**Task statement:** Repeat each line of the data below exactly, but skip the pictures.

-------- Listed records

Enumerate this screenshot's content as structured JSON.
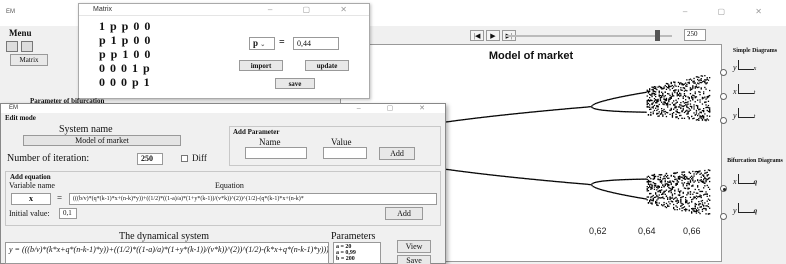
{
  "main": {
    "title": "EM",
    "menu_label": "Menu",
    "matrix_button": "Matrix",
    "bifurcation_param_label": "Parameter of bifurcation",
    "step_value": "250",
    "player": {
      "rewind": "|◀",
      "play": "▶",
      "forward": "▶|"
    }
  },
  "chart_data": {
    "type": "scatter",
    "title": "Model of market",
    "xlabel": "",
    "ylabel": "",
    "x_tick_labels": [
      "0,62",
      "0,64",
      "0,66"
    ],
    "description_points": [],
    "grid": false
  },
  "right_panel": {
    "simple_heading": "Simple Diagrams",
    "bifurcation_heading": "Bifurcation Diagrams",
    "options": [
      {
        "axis_y": "y",
        "axis_x": "x",
        "selected": false
      },
      {
        "axis_y": "x",
        "axis_x": "t",
        "selected": false
      },
      {
        "axis_y": "y",
        "axis_x": "t",
        "selected": false
      },
      {
        "axis_y": "x",
        "axis_x": "q",
        "selected": true
      },
      {
        "axis_y": "y",
        "axis_x": "q",
        "selected": false
      }
    ]
  },
  "matrix_window": {
    "title": "Matrix",
    "rows": [
      "1 p p 0 0",
      "p 1 p 0 0",
      "p p 1 0 0",
      "0 0 0 1 p",
      "0 0 0 p 1"
    ],
    "param_select": "p",
    "equals": "=",
    "param_value": "0,44",
    "import_button": "import",
    "update_button": "update",
    "save_button": "save"
  },
  "edit_window": {
    "title": "EM",
    "mode_label": "Edit mode",
    "system_name_label": "System name",
    "system_name_value": "Model of market",
    "iterations_label": "Number of iteration:",
    "iterations_value": "250",
    "diff_label": "Diff",
    "add_parameter": {
      "heading": "Add Parameter",
      "name_label": "Name",
      "value_label": "Value",
      "add_button": "Add"
    },
    "add_equation": {
      "heading": "Add equation",
      "variable_label": "Variable name",
      "equation_label": "Equation",
      "variable_value": "x",
      "equals": "=",
      "equation_value": "(((b/v)*(q*(k-1)*x+(n-k)*y))+((1/2)*((1-a)/a)*(1+y*(k-1))/(v*k))^(2))^(1/2)-(q*(k-1)*x+(n-k)*",
      "initial_label": "Initial value:",
      "initial_value": "0,1",
      "add_button": "Add"
    },
    "dynamical_system_label": "The dynamical system",
    "dynamical_system_text": "y = (((b/v)*(k*x+q*(n-k-1)*y))+((1/2)*((1-a)/a)*(1+y*(k-1))/(v*k))^(2))^(1/2)-(k*x+q*(n-k-1)*y)))/(1+",
    "parameters_label": "Parameters",
    "parameters": [
      "a = 20",
      "a = 0,99",
      "b = 200"
    ],
    "view_button": "View",
    "save_button": "Save"
  }
}
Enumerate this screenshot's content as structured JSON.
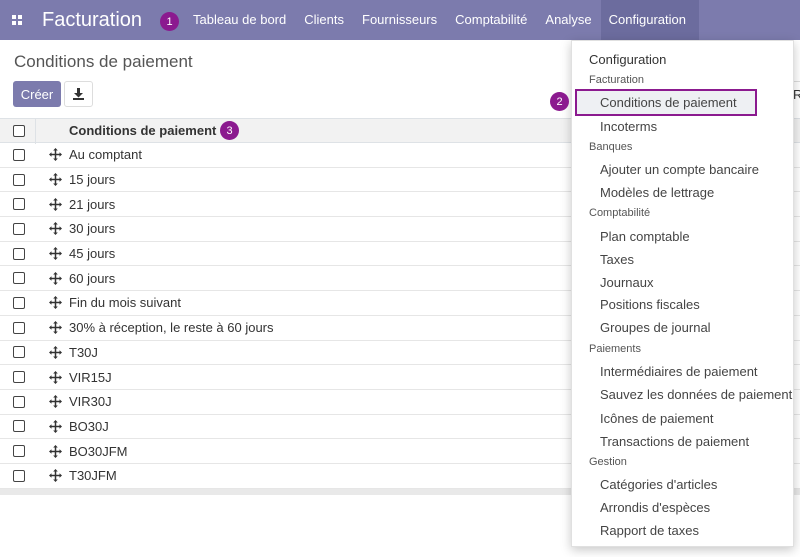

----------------

**Answer box:**
Enumerate this screenshot's content as structured JSON.
{
  "main": {
    "title": "EM",
    "menu_label": "Menu",
    "matrix_button": "Matrix",
    "bifurcation_param_label": "Parameter of bifurcation",
    "step_value": "250",
    "player": {
      "rewind": "|◀",
      "play": "▶",
      "forward": "▶|"
    }
  },
  "chart_data": {
    "type": "scatter",
    "title": "Model of market",
    "xlabel": "",
    "ylabel": "",
    "x_tick_labels": [
      "0,62",
      "0,64",
      "0,66"
    ],
    "description_points": [],
    "grid": false
  },
  "right_panel": {
    "simple_heading": "Simple Diagrams",
    "bifurcation_heading": "Bifurcation Diagrams",
    "options": [
      {
        "axis_y": "y",
        "axis_x": "x",
        "selected": false
      },
      {
        "axis_y": "x",
        "axis_x": "t",
        "selected": false
      },
      {
        "axis_y": "y",
        "axis_x": "t",
        "selected": false
      },
      {
        "axis_y": "x",
        "axis_x": "q",
        "selected": true
      },
      {
        "axis_y": "y",
        "axis_x": "q",
        "selected": false
      }
    ]
  },
  "matrix_window": {
    "title": "Matrix",
    "rows": [
      "1 p p 0 0",
      "p 1 p 0 0",
      "p p 1 0 0",
      "0 0 0 1 p",
      "0 0 0 p 1"
    ],
    "param_select": "p",
    "equals": "=",
    "param_value": "0,44",
    "import_button": "import",
    "update_button": "update",
    "save_button": "save"
  },
  "edit_window": {
    "title": "EM",
    "mode_label": "Edit mode",
    "system_name_label": "System name",
    "system_name_value": "Model of market",
    "iterations_label": "Number of iteration:",
    "iterations_value": "250",
    "diff_label": "Diff",
    "add_parameter": {
      "heading": "Add Parameter",
      "name_label": "Name",
      "value_label": "Value",
      "add_button": "Add"
    },
    "add_equation": {
      "heading": "Add equation",
      "variable_label": "Variable name",
      "equation_label": "Equation",
      "variable_value": "x",
      "equals": "=",
      "equation_value": "(((b/v)*(q*(k-1)*x+(n-k)*y))+((1/2)*((1-a)/a)*(1+y*(k-1))/(v*k))^(2))^(1/2)-(q*(k-1)*x+(n-k)*",
      "initial_label": "Initial value:",
      "initial_value": "0,1",
      "add_button": "Add"
    },
    "dynamical_system_label": "The dynamical system",
    "dynamical_system_text": "y = (((b/v)*(k*x+q*(n-k-1)*y))+((1/2)*((1-a)/a)*(1+y*(k-1))/(v*k))^(2))^(1/2)-(k*x+q*(n-k-1)*y)))/(1+",
    "parameters_label": "Parameters",
    "parameters": [
      "a = 20",
      "a = 0,99",
      "b = 200"
    ],
    "view_button": "View",
    "save_button": "Save"
  }
}
Enumerate this screenshot's content as structured JSON.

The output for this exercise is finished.